Activists in Napa County after evacuating Calistoga return. The hillsides of what are identified as wildfire zones, has altered the politics of the well funded possible. Everyone and everything was under reconsideration.
By strange quirk of coincidence while the state’s drought had been broken there remained one length of coastline south of Santa Maria and north of Oxnard that the storms had passed by. Maybe next year, the fire season was winding down, it was the end of the year crews had finished their work and disbursed back across the landscape.
I missed my deadline. I’d hoped to bring the novel to a close by November of 2017. I still had the last chapter to complete.
Then, on December 4th a fire broke out 48 miles east of Santa Barbara. A month later a fire that had started in Santa Paula burned through 281 thousand acres and before finally being brought under control menaced the city of Santa Barbara and wrought untold destruction to Montecito.
The novel I had outlined in 2015 was completed by the end of 2017. My editor and I finished our developmental and copy edits. I sent the manuscript out to my trusted core of preview readers prior to sending it out to acquisition editors.
There were problems, many problems, my fourth novel was not ready for prime time.
I was preparing the sailboat in San Francisco for this summers roundtrip to Santa Catalina Island. I am in the midst of this seasons sailing now. There wasn’t sufficient time to prepare the boat and repair the manuscript. By February the decision was made. Put the novel in a drawer.
In the last two weeks I finally opened the drawer. I’ve not written a word. I am reading.
Initially I’d imagined a pastoral piece, spiced and drenched in culinary cleverness. A sendup to our foodie’s in Northern California. I’d accommodated the ongoing drought and hadn’t anticipated the relentless wildfires.

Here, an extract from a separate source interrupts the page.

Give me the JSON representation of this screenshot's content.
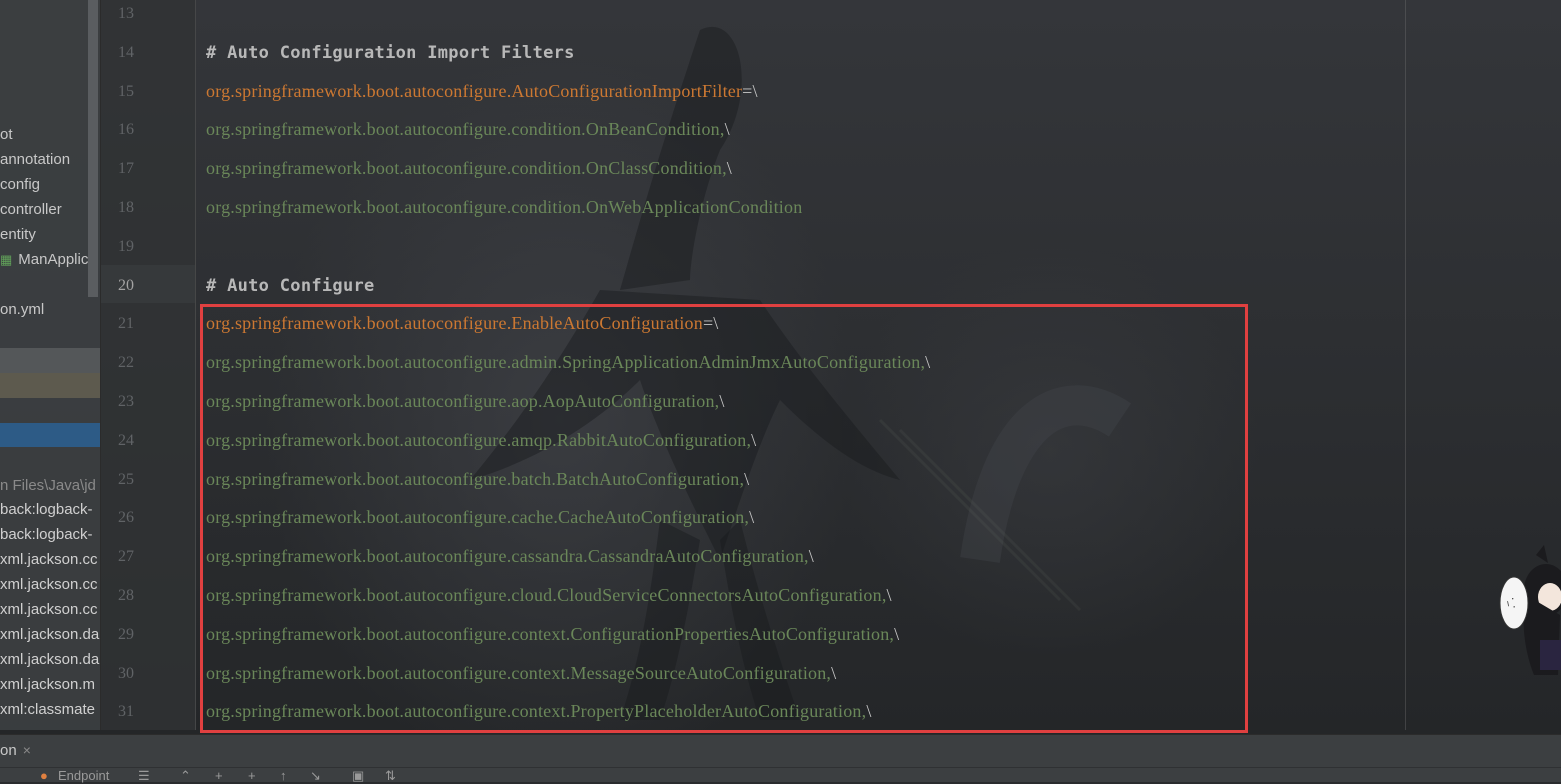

Last weeks fires in Redding were awful enough. Now, today the Mendocino Complex Fire has surpassed total acreage burned of any fire in the states history. 283 thousand acres burned.
My story describes the fictional fate of just 2500 acres, a place the size of two and a half Golden Gate Parks. The Valley Fire, Northern California Firestorm, Thomas Fire, Carr Fire and Mendocino Complex Fire together describe an area of very near one million acres.
A Passage Only Half Complete
We are in the midst of the hottest week of the summer in Los Angeles in a world that is breaking records for the hottest summer ever in Europe. My characters in my novel are ordinary. They care about the world they live in but the written characters possess no tangible influence on the levers located at the seat of power in the county government offices. Keeping pace with the changing climate, trying to make sense of the chaos back in our nations capital, trying to explain the threats pressing down on one small wine growing region in all the world has somehow and in most all ways been touched by the out of control global forces. Humanity and the uncontrollable nature of wildfire are this seasons outsized forces pleading with us to wake up and change. Whether we like it or not, whether we want to or not, changing the way we organize ourselves on this fragile planet is coming. I’m writing about that change now.